The weeping Hua Rui offers sacrifice to her deceased husband in the palace, and draws a portrait of Meng Chang. Zhao Guangyi, risking his own life sneaks into Hua Rui’s room and confesses his passionate love, he also admits the poisoning of Meng Chang. Hua Rui angrily rejects him, yet she doesn’t want him to get into trouble and hides Guangyi when the Emperor unexpectedly shows up.
Taizu suspects Hua Rui is hiding another man, but finally gives up on questioning and goes to sleep. In the other room, he sees Hua Rui’s painting, and assumes the young and handsome man on the portrait is Zhao Guangyi. The Emperor starts a lengthy lament about his own vanished youth (he removes his beard as if it were some kind of stage prop, definitely an unorthodox idea from the director), then demands the returning Hua Rui to explain who’s on the picture.
Hua Rui tells him it’s not Zhao Guangyi, but to admit it’s supposed to be Meng Chang is also a bad idea, so she cleverly fabricates a fairy tale about the god of Mount Qingcheng and defuses the conflict.

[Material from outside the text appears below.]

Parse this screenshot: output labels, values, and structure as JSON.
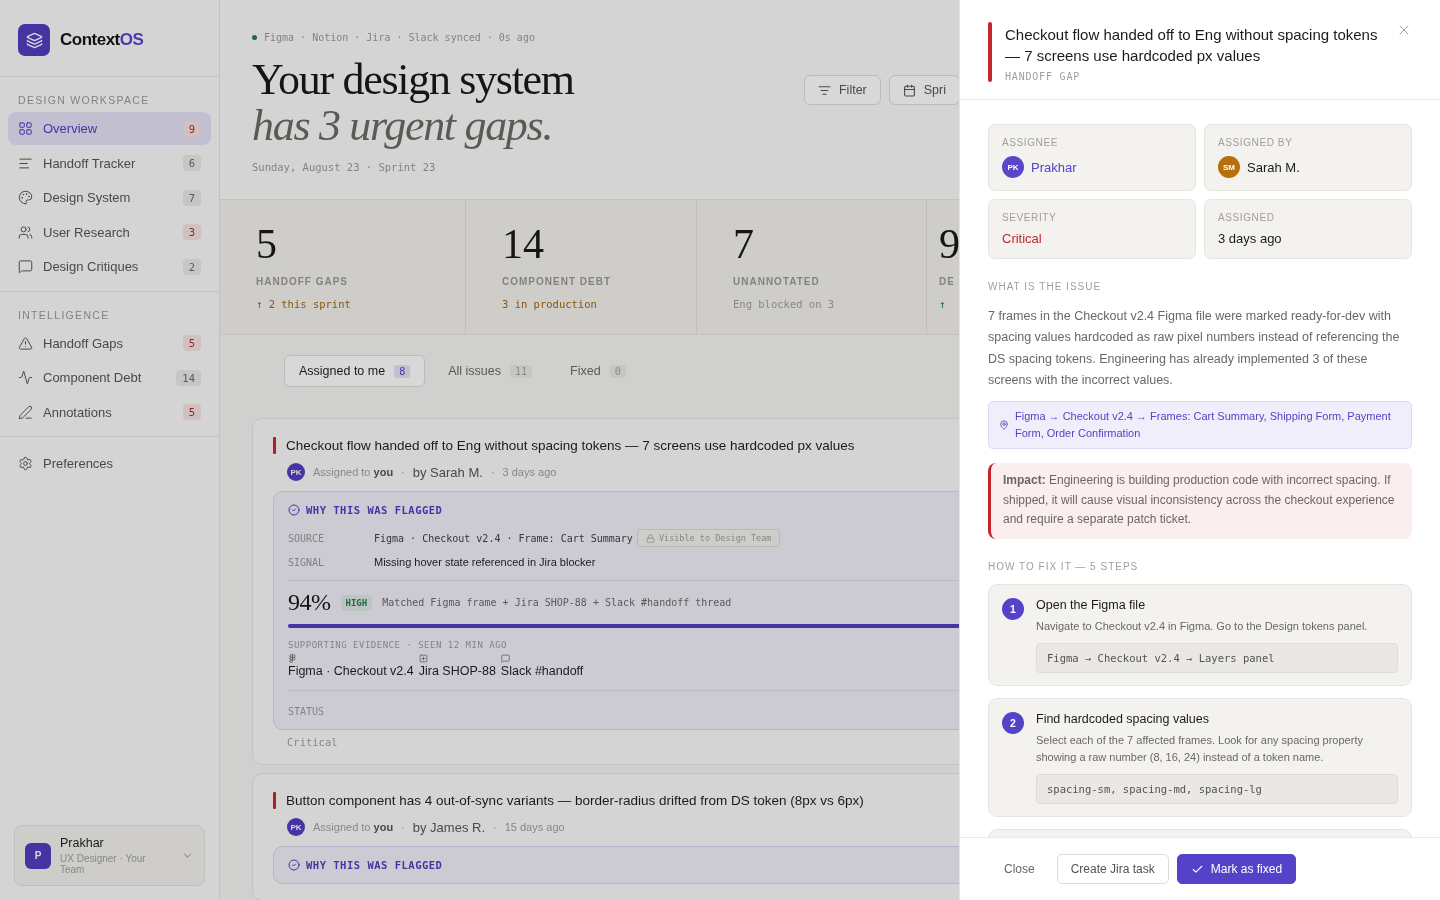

Meng Chang’s ghost is also there, commenting on the story, the whole scene is somewhat surreal. The Emperor and Hua Rui part on good terms.
In the final scene, Hua Rui accompanies Zhao Kuangyin in the royal hunt, and an arrow shot by the jealous Zhao Guangyi mistakenly kills her.
While dying, she finally reveals her emotions towards all three men: marrying Zhao Kuangyin, grieving over Meng Chang, rejecting the illicit relationship with Zhao Guangyi – all were because of her insistence on self-esteem. Death is a real relief for Hua Rui, she finally can get rid of her self-esteem (pride?) and controversial emotions.
I read reviews on this play, and those confirmed the script was a bit shady and some details remained uncertain even for Chinese spectators who didn’t have to face the language barrier. Did the painting made by Hua Rui really resemble Zhao Guangyi, or just Emperor Taizu felt so? How is it possible that Hua Rui actually liked Zhao Guangyi? Maybe these question were left open intentionally, to let spectators draw their own conclusions. (?)
As understood by me, this play is a story of a vulnerable woman, struggling in an emotionally complicated situation. She cherishes the memory of Meng Chang because this is the morally correct behavior. She becomes Emperor Taizu’s consort to defend her integrity and dignity. Although she likes Zhao Guangyi, simply cannot melt into the arms of someone who repeatedly tried to violate her chastity and killed her previous lover. My impression was that Hua Rui was attached to all three in different ways; like an ordinary woman, she just wanted to love and be loved. Unfortunately she became a prisoner in this odd love rectangle of monarchs.
But don’t let yourself influenced by my review! This is just what this drama meant to me, maybe you’ll see a completely different Hua Rui.
I borrowed the photos from here: http://blog.sina.com.cn/yinc423